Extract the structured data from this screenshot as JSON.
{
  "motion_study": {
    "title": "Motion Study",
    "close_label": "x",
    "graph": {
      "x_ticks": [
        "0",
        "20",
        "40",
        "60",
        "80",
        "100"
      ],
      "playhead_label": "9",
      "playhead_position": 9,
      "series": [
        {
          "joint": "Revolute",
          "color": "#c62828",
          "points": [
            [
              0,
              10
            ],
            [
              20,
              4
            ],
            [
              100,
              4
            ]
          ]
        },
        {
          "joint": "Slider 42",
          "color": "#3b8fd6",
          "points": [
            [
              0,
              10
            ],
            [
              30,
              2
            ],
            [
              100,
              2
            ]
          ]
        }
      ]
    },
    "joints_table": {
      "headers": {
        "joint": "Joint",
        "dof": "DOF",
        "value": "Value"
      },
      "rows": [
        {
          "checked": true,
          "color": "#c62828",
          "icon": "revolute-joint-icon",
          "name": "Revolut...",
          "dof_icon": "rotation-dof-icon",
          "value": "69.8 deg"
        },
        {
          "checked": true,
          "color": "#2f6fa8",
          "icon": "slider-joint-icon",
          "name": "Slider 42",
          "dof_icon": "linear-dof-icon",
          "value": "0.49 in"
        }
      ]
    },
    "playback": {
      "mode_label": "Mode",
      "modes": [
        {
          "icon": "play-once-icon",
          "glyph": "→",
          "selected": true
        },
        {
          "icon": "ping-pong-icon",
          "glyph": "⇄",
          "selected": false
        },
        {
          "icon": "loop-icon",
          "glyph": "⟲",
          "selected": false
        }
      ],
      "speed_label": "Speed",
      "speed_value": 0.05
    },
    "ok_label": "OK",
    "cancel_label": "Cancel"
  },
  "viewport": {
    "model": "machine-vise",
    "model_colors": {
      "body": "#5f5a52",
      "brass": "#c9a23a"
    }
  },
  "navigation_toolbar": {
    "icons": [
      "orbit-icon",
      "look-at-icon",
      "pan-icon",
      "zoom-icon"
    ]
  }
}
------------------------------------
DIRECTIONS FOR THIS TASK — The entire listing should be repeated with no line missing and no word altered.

ANSWER FOR THE TASK —
Extract the structured data from this screenshot as JSON.
{
  "motion_study": {
    "title": "Motion Study",
    "close_label": "x",
    "graph": {
      "x_ticks": [
        "0",
        "20",
        "40",
        "60",
        "80",
        "100"
      ],
      "playhead_label": "9",
      "playhead_position": 9,
      "series": [
        {
          "joint": "Revolute",
          "color": "#c62828",
          "points": [
            [
              0,
              10
            ],
            [
              20,
              4
            ],
            [
              100,
              4
            ]
          ]
        },
        {
          "joint": "Slider 42",
          "color": "#3b8fd6",
          "points": [
            [
              0,
              10
            ],
            [
              30,
              2
            ],
            [
              100,
              2
            ]
          ]
        }
      ]
    },
    "joints_table": {
      "headers": {
        "joint": "Joint",
        "dof": "DOF",
        "value": "Value"
      },
      "rows": [
        {
          "checked": true,
          "color": "#c62828",
          "icon": "revolute-joint-icon",
          "name": "Revolut...",
          "dof_icon": "rotation-dof-icon",
          "value": "69.8 deg"
        },
        {
          "checked": true,
          "color": "#2f6fa8",
          "icon": "slider-joint-icon",
          "name": "Slider 42",
          "dof_icon": "linear-dof-icon",
          "value": "0.49 in"
        }
      ]
    },
    "playback": {
      "mode_label": "Mode",
      "modes": [
        {
          "icon": "play-once-icon",
          "glyph": "→",
          "selected": true
        },
        {
          "icon": "ping-pong-icon",
          "glyph": "⇄",
          "selected": false
        },
        {
          "icon": "loop-icon",
          "glyph": "⟲",
          "selected": false
        }
      ],
      "speed_label": "Speed",
      "speed_value": 0.05
    },
    "ok_label": "OK",
    "cancel_label": "Cancel"
  },
  "viewport": {
    "model": "machine-vise",
    "model_colors": {
      "body": "#5f5a52",
      "brass": "#c9a23a"
    }
  },
  "navigation_toolbar": {
    "icons": [
      "orbit-icon",
      "look-at-icon",
      "pan-icon",
      "zoom-icon"
    ]
  }
}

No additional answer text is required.